Tombstone Tuesday--Metal Stones

I know I say that a lot of things about cemeteries are my favorite, but I do love metal "stones", or rather the monuments made of zinc. 
 A prime example is this monument for Andrew A Heath, from Crandell Cemetery.  Even though he died in 1876, the stone is crisp and easy to read.  None of the detailing has eroded away.  Even the corners and edges are still sharp.   Usually it is clear to see that the personal information is on a separate plaque that is bolted on to the main monument.  But Heath's stone seems to be made in front and back halves, and there is not apparent section bolted on, even though the personalization is on an inset area.
 On the Ames stone, for Eliza A. Ames, who died on 22 November 1904, it is clear to see that the section on her life is a separate plaque.  The bolts are on each lower corner and on the top.   The large name on the base however must be cast with the rest of the marker.  This shows another thing I like about zinc monuments.  There is virtually no discoloration on this monument.
This is my own zinc monument.  Or rather, my family monument.  This side has the information for my second greatgrandfather, Jonathan Stiver.  Again the personal information is on a separate bolted on plaque.  
 Nice and clear.  And while GGGrandma Maria's information is not on the stone, (she died 8 years later) there are placeholder plaques on the other sides.  Why I neglected to take pictures of all three of the other sides, I at least got these two pictures.
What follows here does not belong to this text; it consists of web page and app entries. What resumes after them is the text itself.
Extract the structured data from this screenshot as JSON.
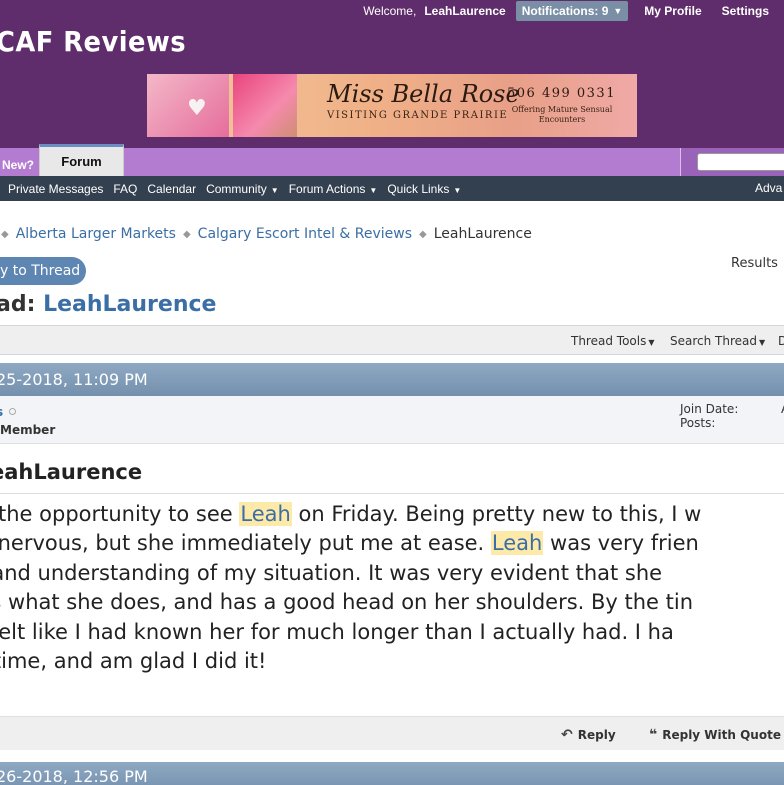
{
  "topbar": {
    "welcome": "Welcome,",
    "username": "LeahLaurence",
    "notifications": "Notifications: 9",
    "my_profile": "My Profile",
    "settings": "Settings"
  },
  "site": {
    "logo_text": "CAF Reviews"
  },
  "banner": {
    "name": "Miss Bella Rose",
    "subtitle": "VISITING GRANDE PRAIRIE",
    "phone": "506 499 0331",
    "offer": "Offering Mature Sensual Encounters"
  },
  "tabs": {
    "whats_new": "New?",
    "forum": "Forum"
  },
  "nav": {
    "items": [
      "Private Messages",
      "FAQ",
      "Calendar",
      "Community",
      "Forum Actions",
      "Quick Links"
    ],
    "advanced": "Adva"
  },
  "breadcrumb": {
    "items": [
      "Alberta Larger Markets",
      "Calgary Escort Intel & Reviews"
    ],
    "current": "LeahLaurence"
  },
  "thread": {
    "reply_button": "y to Thread",
    "results": "Results",
    "title_label": "ad:",
    "title_name": "LeahLaurence"
  },
  "tools": {
    "thread_tools": "Thread Tools",
    "search_thread": "Search Thread",
    "display": "D"
  },
  "post": {
    "date": "25-2018,   11:09 PM",
    "username": "s",
    "user_title": "Member",
    "join_date_label": "Join Date:",
    "posts_label": "Posts:",
    "title": "eahLaurence",
    "highlight": "Leah",
    "lines": [
      {
        "before": "d the opportunity to see ",
        "after": " on Friday. Being pretty new to this, I w",
        "hl": true
      },
      {
        "before": "e nervous, but she immediately put me at ease. ",
        "after": " was very frien",
        "hl": true
      },
      {
        "before": ", and understanding of my situation. It was very evident that she",
        "after": "",
        "hl": false
      },
      {
        "before": "ys what she does, and has a good head on her shoulders. By the tin",
        "after": "",
        "hl": false
      },
      {
        "before": " I felt like I had known her for much longer than I actually had. I ha",
        "after": "",
        "hl": false
      },
      {
        "before": "t time, and am glad I did it!",
        "after": "",
        "hl": false
      }
    ],
    "reply": "Reply",
    "reply_with_quote": "Reply With Quote"
  },
  "next_post": {
    "date": "26-2018,   12:56 PM"
  }
}
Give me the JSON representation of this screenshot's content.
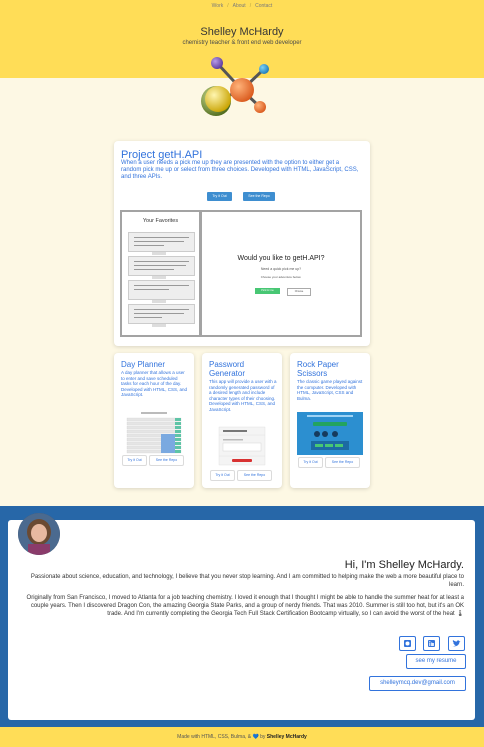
{
  "nav": {
    "work": "Work",
    "about": "About",
    "contact": "Contact",
    "separator": "/"
  },
  "hero": {
    "name": "Shelley McHardy",
    "tagline": "chemistry teacher & front end web developer"
  },
  "featured": {
    "title": "Project getH.API",
    "description": "When a user needs a pick me up they are presented with the option to either get a random pick me up or select from three choices. Developed with HTML, JavaScript, CSS, and three APIs.",
    "try_label": "Try it Out",
    "repo_label": "See the Repo",
    "screenshot": {
      "favorites_title": "Your Favorites",
      "question": "Would you like to getH.API?",
      "subquestion": "Need a quick pick me up?",
      "choose_text": "Choose your adventure below.",
      "pick_label": "Pick for me",
      "choose_label": "Choose"
    }
  },
  "projects": [
    {
      "title": "Day Planner",
      "description": "A day planner that allows a user to enter and save scheduled tasks for each hour of the day. Developed with HTML, CSS, and JavaScript.",
      "try_label": "Try it Out",
      "repo_label": "See the Repo"
    },
    {
      "title": "Password Generator",
      "description": "This app will provide a user with a randomly generated password of a desired length and include character types of their choosing. Developed with HTML, CSS, and JavaScript.",
      "try_label": "Try it Out",
      "repo_label": "See the Repo"
    },
    {
      "title": "Rock Paper Scissors",
      "description": "The classic game played against the computer. Developed with HTML, JavaScript, CSS and Bulma.",
      "try_label": "Try it Out",
      "repo_label": "See the Repo"
    }
  ],
  "about": {
    "greeting": "Hi, I'm Shelley McHardy.",
    "para1": "Passionate about science, education, and technology, I believe that you never stop learning. And I am committed to helping make the web a more beautiful place to learn.",
    "para2": "Originally from San Francisco, I moved to Atlanta for a job teaching chemistry. I loved it enough that I thought I might be able to handle the summer heat for at least a couple years. Then I discovered Dragon Con, the amazing Georgia State Parks, and a group of nerdy friends. That was 2010. Summer is still too hot, but it's an OK trade. And I'm currently completing the Georgia Tech Full Stack Certification Bootcamp virtually, so I can avoid the worst of the heat 🌡",
    "resume_label": "see my resume",
    "email_label": "shelleymcq.dev@gmail.com"
  },
  "footer": {
    "prefix": "Made with HTML, CSS, Bulma, &",
    "heart": "💙",
    "by": "by",
    "name": "Shelley McHardy"
  },
  "colors": {
    "hero": "#ffdd57",
    "link": "#3273dc",
    "about_bg": "#2767a8",
    "button": "#3e8ed0"
  },
  "icons": [
    "github-icon",
    "linkedin-icon",
    "twitter-icon"
  ]
}
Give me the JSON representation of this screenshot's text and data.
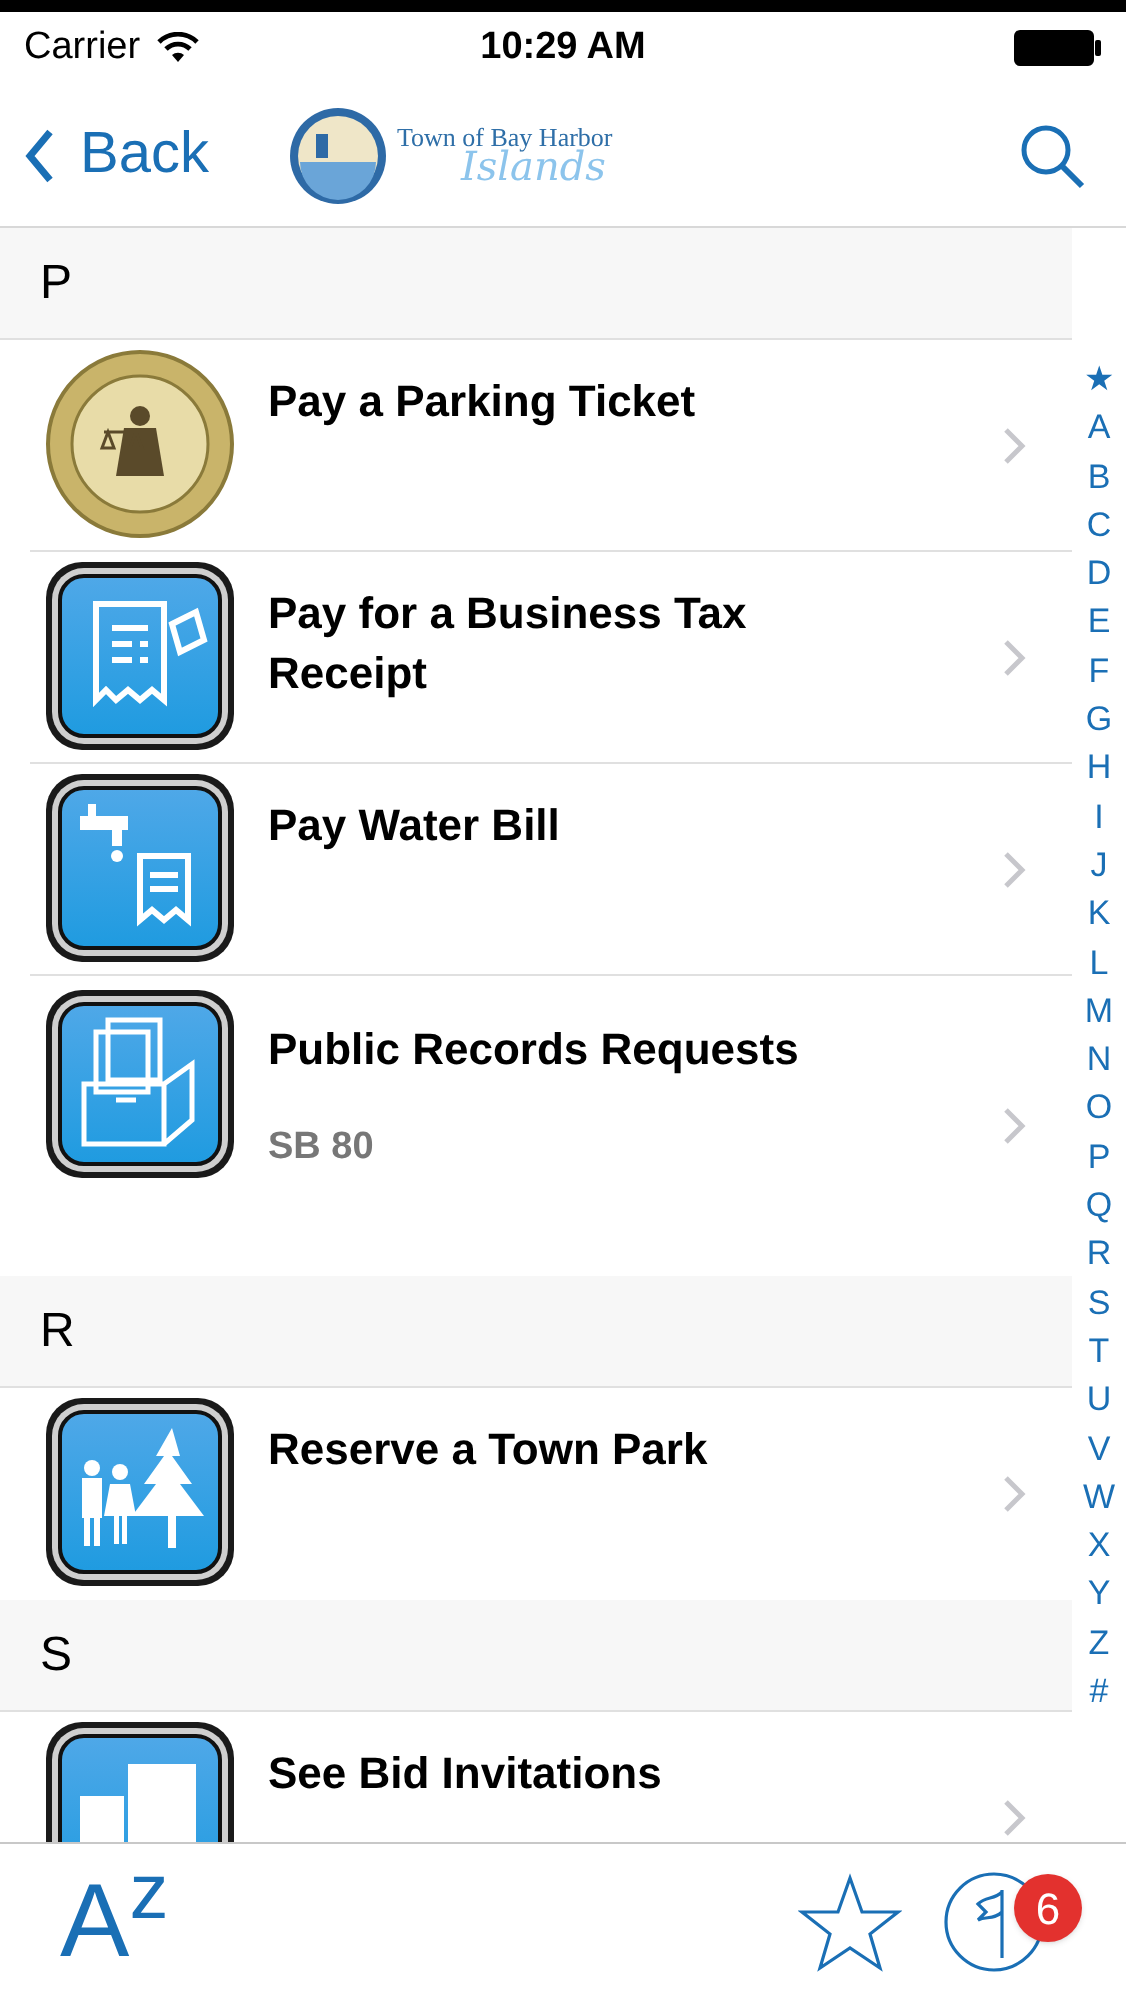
{
  "status_bar": {
    "carrier": "Carrier",
    "time": "10:29 AM"
  },
  "nav": {
    "back": "Back",
    "logo": {
      "line1": "Town of Bay Harbor",
      "line2": "Islands"
    }
  },
  "sections": [
    {
      "letter": "P",
      "items": [
        {
          "title": "Pay a Parking Ticket",
          "kind": "seal"
        },
        {
          "title": "Pay for a Business Tax Receipt",
          "kind": "receipt"
        },
        {
          "title": "Pay Water Bill",
          "kind": "water"
        },
        {
          "title": "Public Records Requests",
          "subtitle": "SB 80",
          "kind": "records"
        }
      ]
    },
    {
      "letter": "R",
      "items": [
        {
          "title": "Reserve a Town Park",
          "kind": "park"
        }
      ]
    },
    {
      "letter": "S",
      "items": [
        {
          "title": "See Bid Invitations",
          "kind": "bid"
        }
      ]
    }
  ],
  "index": [
    "★",
    "A",
    "B",
    "C",
    "D",
    "E",
    "F",
    "G",
    "H",
    "I",
    "J",
    "K",
    "L",
    "M",
    "N",
    "O",
    "P",
    "Q",
    "R",
    "S",
    "T",
    "U",
    "V",
    "W",
    "X",
    "Y",
    "Z",
    "#"
  ],
  "tab_bar": {
    "az": "A$^{z}$",
    "badge": "6"
  }
}
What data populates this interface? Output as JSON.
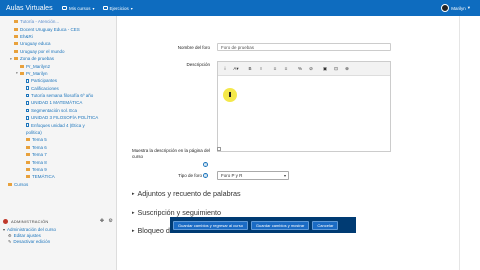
{
  "topbar": {
    "brand": "Aulas Virtuales",
    "menu1": "Mis cursos",
    "menu2": "Ejercicios",
    "user": "Marilyn"
  },
  "sidebar": {
    "tree": [
      {
        "label": "Tutoría - Atención...",
        "icon": "folder",
        "level": 1,
        "arrow": "",
        "dim": true
      },
      {
        "label": "Docent Uruguay Educa - CES",
        "icon": "folder",
        "level": 1,
        "arrow": ""
      },
      {
        "label": "Eh&Ri",
        "icon": "folder",
        "level": 1,
        "arrow": ""
      },
      {
        "label": "Uruguay educa",
        "icon": "folder",
        "level": 1,
        "arrow": ""
      },
      {
        "label": "Uruguay por el mundo",
        "icon": "folder",
        "level": 1,
        "arrow": ""
      },
      {
        "label": "Zona de pruebas",
        "icon": "folder",
        "level": 1,
        "arrow": "▾"
      },
      {
        "label": "Pr_Marilyn2",
        "icon": "folder",
        "level": 2,
        "arrow": ""
      },
      {
        "label": "Pr_Marilyn",
        "icon": "folder",
        "level": 2,
        "arrow": "▾"
      },
      {
        "label": "Participantes",
        "icon": "doc",
        "level": 3,
        "arrow": ""
      },
      {
        "label": "Calificaciones",
        "icon": "doc",
        "level": 3,
        "arrow": ""
      },
      {
        "label": "Tutoría semana filosofía 6º año",
        "icon": "doc",
        "level": 3,
        "arrow": ""
      },
      {
        "label": "UNIDAD 1 MATEMÁTICA",
        "icon": "doc",
        "level": 3,
        "arrow": ""
      },
      {
        "label": "Segmentación sol. Eca",
        "icon": "doc",
        "level": 3,
        "arrow": ""
      },
      {
        "label": "UNIDAD 3 FILOSOFÍA POLÍTICA",
        "icon": "doc",
        "level": 3,
        "arrow": ""
      },
      {
        "label": "Enfoques unidad 4 (Ética y",
        "icon": "doc",
        "level": 3,
        "arrow": ""
      },
      {
        "label": "política)",
        "icon": "",
        "level": 3,
        "arrow": ""
      },
      {
        "label": "Tema 5",
        "icon": "folder",
        "level": 3,
        "arrow": ""
      },
      {
        "label": "Tema 6",
        "icon": "folder",
        "level": 3,
        "arrow": ""
      },
      {
        "label": "Tema 7",
        "icon": "folder",
        "level": 3,
        "arrow": ""
      },
      {
        "label": "Tema 8",
        "icon": "folder",
        "level": 3,
        "arrow": ""
      },
      {
        "label": "Tema 9",
        "icon": "folder",
        "level": 3,
        "arrow": ""
      },
      {
        "label": "TEMÁTICA",
        "icon": "folder",
        "level": 3,
        "arrow": ""
      },
      {
        "label": "Cursos",
        "icon": "folder",
        "level": 0,
        "arrow": ""
      }
    ],
    "admin": {
      "title": "ADMINISTRACIÓN",
      "course_admin": "Administración del curso",
      "edit": "Editar ajustes",
      "desactivar": "Desactivar edición"
    }
  },
  "form": {
    "name_label": "Nombre del foro",
    "name_value": "Foro de pruebas",
    "desc_label": "Descripción",
    "show_desc_label": "Muestra la descripción en la página del curso",
    "type_label": "Tipo de foro",
    "type_value": "Foro P y R"
  },
  "editor": {
    "toolbar": [
      "i",
      "A▾",
      "B",
      "I",
      "≡",
      "≡",
      "%",
      "⊘",
      "▣",
      "⊡",
      "⊕"
    ]
  },
  "sections": {
    "s1": "Adjuntos y recuento de palabras",
    "s2": "Suscripción y seguimiento",
    "s3": "Bloqueo de"
  },
  "actions": {
    "save_return": "Guardar cambios y regresar al curso",
    "save_show": "Guardar cambios y mostrar",
    "cancel": "Cancelar"
  },
  "colors": {
    "topbar": "#0e6cbf",
    "link": "#1c75bc",
    "actionbar": "#003b73"
  }
}
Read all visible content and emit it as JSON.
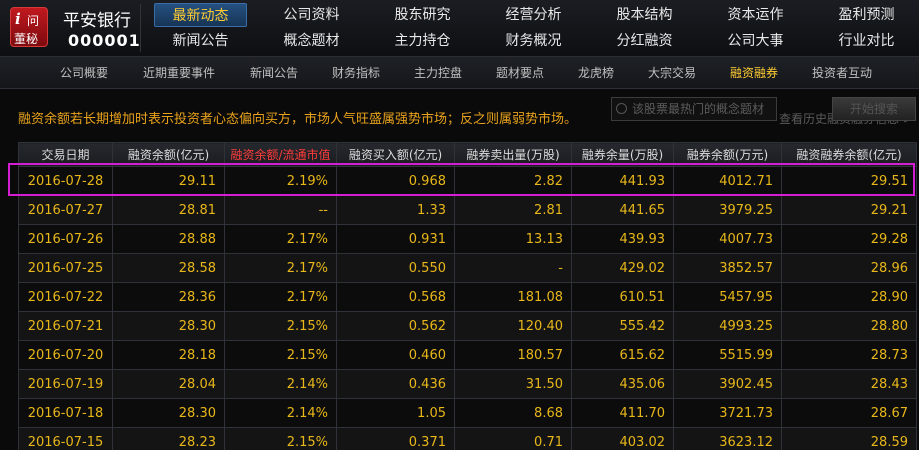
{
  "stock": {
    "name": "平安银行",
    "code": "000001"
  },
  "logo": {
    "letter": "i",
    "char1": "问",
    "char2": "董秘"
  },
  "topnav": [
    {
      "label": "最新动态",
      "active": true
    },
    {
      "label": "公司资料"
    },
    {
      "label": "股东研究"
    },
    {
      "label": "经营分析"
    },
    {
      "label": "股本结构"
    },
    {
      "label": "资本运作"
    },
    {
      "label": "盈利预测"
    },
    {
      "label": "新闻公告"
    },
    {
      "label": "概念题材"
    },
    {
      "label": "主力持仓"
    },
    {
      "label": "财务概况"
    },
    {
      "label": "分红融资"
    },
    {
      "label": "公司大事"
    },
    {
      "label": "行业对比"
    }
  ],
  "subnav": [
    {
      "label": "公司概要"
    },
    {
      "label": "近期重要事件"
    },
    {
      "label": "新闻公告"
    },
    {
      "label": "财务指标"
    },
    {
      "label": "主力控盘"
    },
    {
      "label": "题材要点"
    },
    {
      "label": "龙虎榜"
    },
    {
      "label": "大宗交易"
    },
    {
      "label": "融资融券",
      "active": true
    },
    {
      "label": "投资者互动"
    }
  ],
  "tip": "融资余额若长期增加时表示投资者心态偏向买方，市场人气旺盛属强势市场；反之则属弱势市场。",
  "search": {
    "placeholder": "该股票最热门的概念题材",
    "button": "开始搜索",
    "history": "查看历史融资融券信息 >"
  },
  "colors": {
    "data_text": "#e8b71a",
    "highlight_header": "#ff3b3b",
    "active_nav": "#ffcc33",
    "highlight_frame": "#d41ed4"
  },
  "table": {
    "headers": [
      "交易日期",
      "融资余额(亿元)",
      "融资余额/流通市值",
      "融资买入额(亿元)",
      "融券卖出量(万股)",
      "融券余量(万股)",
      "融券余额(万元)",
      "融资融券余额(亿元)"
    ],
    "rows": [
      [
        "2016-07-28",
        "29.11",
        "2.19%",
        "0.968",
        "2.82",
        "441.93",
        "4012.71",
        "29.51"
      ],
      [
        "2016-07-27",
        "28.81",
        "--",
        "1.33",
        "2.81",
        "441.65",
        "3979.25",
        "29.21"
      ],
      [
        "2016-07-26",
        "28.88",
        "2.17%",
        "0.931",
        "13.13",
        "439.93",
        "4007.73",
        "29.28"
      ],
      [
        "2016-07-25",
        "28.58",
        "2.17%",
        "0.550",
        "-",
        "429.02",
        "3852.57",
        "28.96"
      ],
      [
        "2016-07-22",
        "28.36",
        "2.17%",
        "0.568",
        "181.08",
        "610.51",
        "5457.95",
        "28.90"
      ],
      [
        "2016-07-21",
        "28.30",
        "2.15%",
        "0.562",
        "120.40",
        "555.42",
        "4993.25",
        "28.80"
      ],
      [
        "2016-07-20",
        "28.18",
        "2.15%",
        "0.460",
        "180.57",
        "615.62",
        "5515.99",
        "28.73"
      ],
      [
        "2016-07-19",
        "28.04",
        "2.14%",
        "0.436",
        "31.50",
        "435.06",
        "3902.45",
        "28.43"
      ],
      [
        "2016-07-18",
        "28.30",
        "2.14%",
        "1.05",
        "8.68",
        "411.70",
        "3721.73",
        "28.67"
      ],
      [
        "2016-07-15",
        "28.23",
        "2.15%",
        "0.371",
        "0.71",
        "403.02",
        "3623.12",
        "28.59"
      ]
    ]
  }
}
Excuse the crazy angle.  I swear we were only giddy at finding his stone.  On this side the plaque showed a cross with a wreath of flowers draped over it.
And on the back side above the family name a sheaf of wheat was depicted.  I notice that the picture above the plaque was different on each of the three sides I have pictured as well. 
It is amusing that even on these zinc "stones" the base is molded to look like granite.  
Even though they are are not really stone, these monuments have staying power.  I do wish there were more of them.

1 comment:

  1. I love these zinc stones too. Unfortunately we don't see them much here in California - not sure why. Thanks for sharing some great photos!


Note: Only a member of this blog may post a comment.